|Disease/vaccine||Description||Minimum duration of immunity (Based on challenge studies)|
|Canine Parvovirus (CPV-2)||Very contagious; attacks intestinal tracts, causing vomiting, diarrhea, fever, dehydration and often death; mortality rates can reach 100% in pups under one year. Mortality figures drop dramatically as the dog matures.||Minimum 7 years|
|Canine Distemper Virus (CDV)||Attacks the respiratory, GI and central nervous systems; pups up to six months most susceptible.
Easily destroyed by outside influences such as water, disinfectant and sunlight.
|5 – 7 years, and perhaps even longer. In fact, titers have indicated that dogs can be protected for nine to 15 years.|
|Rabies (RV)||Infects central nervous system, causing encephalitis and death.
Unlike Distemper and Parvo, Rabies can be transmitted from animals to humans, which is why Rabies Vaccines are required by law throughout North America.

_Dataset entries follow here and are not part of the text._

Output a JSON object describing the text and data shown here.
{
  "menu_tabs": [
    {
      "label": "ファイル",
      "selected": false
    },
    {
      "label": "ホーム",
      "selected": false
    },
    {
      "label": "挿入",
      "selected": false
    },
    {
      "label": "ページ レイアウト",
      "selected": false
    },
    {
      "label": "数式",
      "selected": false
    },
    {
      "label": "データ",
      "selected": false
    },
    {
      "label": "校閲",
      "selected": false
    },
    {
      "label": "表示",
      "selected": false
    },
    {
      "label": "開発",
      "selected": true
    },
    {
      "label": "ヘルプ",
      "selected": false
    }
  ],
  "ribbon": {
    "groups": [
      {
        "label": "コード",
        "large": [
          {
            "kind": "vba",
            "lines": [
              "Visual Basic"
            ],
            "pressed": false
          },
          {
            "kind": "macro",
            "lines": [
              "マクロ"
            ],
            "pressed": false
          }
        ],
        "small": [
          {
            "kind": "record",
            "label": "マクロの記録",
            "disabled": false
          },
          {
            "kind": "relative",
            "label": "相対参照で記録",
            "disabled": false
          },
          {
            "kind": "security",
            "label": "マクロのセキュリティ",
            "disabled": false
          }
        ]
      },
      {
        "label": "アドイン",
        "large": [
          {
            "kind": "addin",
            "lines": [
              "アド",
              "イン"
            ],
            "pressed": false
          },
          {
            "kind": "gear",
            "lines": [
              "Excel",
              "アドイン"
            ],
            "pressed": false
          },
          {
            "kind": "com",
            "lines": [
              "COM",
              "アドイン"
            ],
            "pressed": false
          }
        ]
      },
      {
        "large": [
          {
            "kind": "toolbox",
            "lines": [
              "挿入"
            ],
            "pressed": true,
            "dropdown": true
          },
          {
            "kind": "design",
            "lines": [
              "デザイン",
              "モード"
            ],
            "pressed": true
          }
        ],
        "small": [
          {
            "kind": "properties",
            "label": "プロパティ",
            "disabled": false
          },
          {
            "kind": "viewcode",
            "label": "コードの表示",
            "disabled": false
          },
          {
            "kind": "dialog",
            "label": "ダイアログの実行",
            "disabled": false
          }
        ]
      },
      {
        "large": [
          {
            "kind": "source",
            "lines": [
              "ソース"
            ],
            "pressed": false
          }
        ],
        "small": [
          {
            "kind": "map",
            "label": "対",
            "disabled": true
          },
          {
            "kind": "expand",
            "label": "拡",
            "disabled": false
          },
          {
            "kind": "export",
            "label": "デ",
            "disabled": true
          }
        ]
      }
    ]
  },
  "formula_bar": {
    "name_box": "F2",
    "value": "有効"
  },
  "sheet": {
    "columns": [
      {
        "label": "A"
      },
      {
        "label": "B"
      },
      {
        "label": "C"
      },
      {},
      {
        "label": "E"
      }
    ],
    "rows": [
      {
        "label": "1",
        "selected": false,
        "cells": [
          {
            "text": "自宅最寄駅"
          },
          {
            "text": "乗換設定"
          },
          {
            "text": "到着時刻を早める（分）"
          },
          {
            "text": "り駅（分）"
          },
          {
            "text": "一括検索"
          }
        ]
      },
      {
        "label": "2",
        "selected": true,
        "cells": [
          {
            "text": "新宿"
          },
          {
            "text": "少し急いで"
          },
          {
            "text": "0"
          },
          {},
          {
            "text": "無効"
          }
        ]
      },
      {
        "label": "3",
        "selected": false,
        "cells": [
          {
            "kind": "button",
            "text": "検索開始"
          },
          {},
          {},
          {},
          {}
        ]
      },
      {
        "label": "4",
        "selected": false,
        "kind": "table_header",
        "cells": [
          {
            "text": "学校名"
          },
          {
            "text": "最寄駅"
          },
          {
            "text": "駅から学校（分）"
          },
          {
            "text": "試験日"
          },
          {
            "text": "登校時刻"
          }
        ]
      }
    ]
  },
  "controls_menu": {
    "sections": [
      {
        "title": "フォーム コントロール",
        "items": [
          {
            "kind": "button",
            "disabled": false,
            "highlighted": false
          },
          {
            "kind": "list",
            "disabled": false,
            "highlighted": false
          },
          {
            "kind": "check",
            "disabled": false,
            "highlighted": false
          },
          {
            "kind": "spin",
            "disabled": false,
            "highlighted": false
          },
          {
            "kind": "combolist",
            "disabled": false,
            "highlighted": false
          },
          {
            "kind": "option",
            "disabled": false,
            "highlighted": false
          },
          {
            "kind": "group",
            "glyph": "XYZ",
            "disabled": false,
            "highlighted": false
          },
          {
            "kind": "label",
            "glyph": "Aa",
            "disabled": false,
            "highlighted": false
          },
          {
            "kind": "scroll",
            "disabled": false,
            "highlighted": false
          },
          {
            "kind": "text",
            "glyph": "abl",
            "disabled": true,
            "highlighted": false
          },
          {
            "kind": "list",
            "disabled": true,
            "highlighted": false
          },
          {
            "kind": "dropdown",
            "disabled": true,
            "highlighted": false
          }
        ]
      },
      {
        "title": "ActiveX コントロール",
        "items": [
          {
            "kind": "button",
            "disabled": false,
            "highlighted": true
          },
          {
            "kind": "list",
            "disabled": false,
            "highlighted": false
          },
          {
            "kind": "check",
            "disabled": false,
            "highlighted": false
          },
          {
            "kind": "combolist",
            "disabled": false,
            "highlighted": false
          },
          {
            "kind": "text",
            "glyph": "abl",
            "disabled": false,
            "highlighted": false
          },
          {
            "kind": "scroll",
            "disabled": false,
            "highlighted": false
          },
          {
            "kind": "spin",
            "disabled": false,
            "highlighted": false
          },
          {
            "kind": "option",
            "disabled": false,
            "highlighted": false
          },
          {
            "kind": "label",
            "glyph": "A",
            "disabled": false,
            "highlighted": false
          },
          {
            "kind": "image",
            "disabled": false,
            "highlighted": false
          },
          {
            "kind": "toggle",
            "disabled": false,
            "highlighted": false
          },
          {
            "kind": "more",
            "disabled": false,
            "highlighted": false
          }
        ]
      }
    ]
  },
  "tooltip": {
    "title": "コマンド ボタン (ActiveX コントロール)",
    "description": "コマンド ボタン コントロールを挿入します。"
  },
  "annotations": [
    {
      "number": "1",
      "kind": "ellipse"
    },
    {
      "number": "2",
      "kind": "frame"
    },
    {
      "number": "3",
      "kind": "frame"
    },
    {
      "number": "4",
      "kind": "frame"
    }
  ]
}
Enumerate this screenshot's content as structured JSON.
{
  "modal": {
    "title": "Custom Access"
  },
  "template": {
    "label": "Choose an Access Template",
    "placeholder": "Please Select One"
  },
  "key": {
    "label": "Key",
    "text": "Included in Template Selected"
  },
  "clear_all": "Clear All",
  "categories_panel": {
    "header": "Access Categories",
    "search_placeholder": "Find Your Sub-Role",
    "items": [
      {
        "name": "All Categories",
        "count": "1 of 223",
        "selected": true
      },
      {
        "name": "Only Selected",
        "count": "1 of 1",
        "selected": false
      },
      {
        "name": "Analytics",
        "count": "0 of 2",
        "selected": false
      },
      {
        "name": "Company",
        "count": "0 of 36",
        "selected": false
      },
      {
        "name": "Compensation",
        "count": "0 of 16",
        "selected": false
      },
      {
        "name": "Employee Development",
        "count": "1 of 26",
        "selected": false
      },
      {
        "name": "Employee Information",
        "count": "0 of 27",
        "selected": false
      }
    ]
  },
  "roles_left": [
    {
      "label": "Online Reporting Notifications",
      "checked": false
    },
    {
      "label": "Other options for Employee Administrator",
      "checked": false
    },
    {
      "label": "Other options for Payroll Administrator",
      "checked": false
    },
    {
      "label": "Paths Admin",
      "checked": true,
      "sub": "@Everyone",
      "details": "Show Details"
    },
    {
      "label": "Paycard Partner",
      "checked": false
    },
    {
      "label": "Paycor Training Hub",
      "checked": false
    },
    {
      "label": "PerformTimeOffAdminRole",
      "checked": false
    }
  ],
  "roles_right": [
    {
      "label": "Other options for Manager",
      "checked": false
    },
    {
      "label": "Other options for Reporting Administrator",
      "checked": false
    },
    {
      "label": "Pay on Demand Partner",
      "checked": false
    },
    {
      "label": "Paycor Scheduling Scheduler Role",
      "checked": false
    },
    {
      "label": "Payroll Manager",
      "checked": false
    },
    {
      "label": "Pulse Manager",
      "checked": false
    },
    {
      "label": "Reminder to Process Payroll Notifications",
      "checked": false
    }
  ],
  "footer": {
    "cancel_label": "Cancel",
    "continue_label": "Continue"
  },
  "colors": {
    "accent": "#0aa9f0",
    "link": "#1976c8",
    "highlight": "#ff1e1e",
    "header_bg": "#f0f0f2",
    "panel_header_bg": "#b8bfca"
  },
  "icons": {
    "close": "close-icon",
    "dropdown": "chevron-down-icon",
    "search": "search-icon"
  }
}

|Min. 3 years or according to law, or medical certificates should be obtained for animals showing adverse reactions to the vaccine.
|Canine Adenovirus-2 (CAV-2)||Includes CAV-1 (canine hepatitis) and CAV-2, a respiratory infection. Sometimes considered a core vaccine but creates an immunosuppressive effect in puppies since it is available only in a combination vaccine with parvovirus and distemper.
May consider it at over one year of age if available as a single dose.
|Minimum 7 years|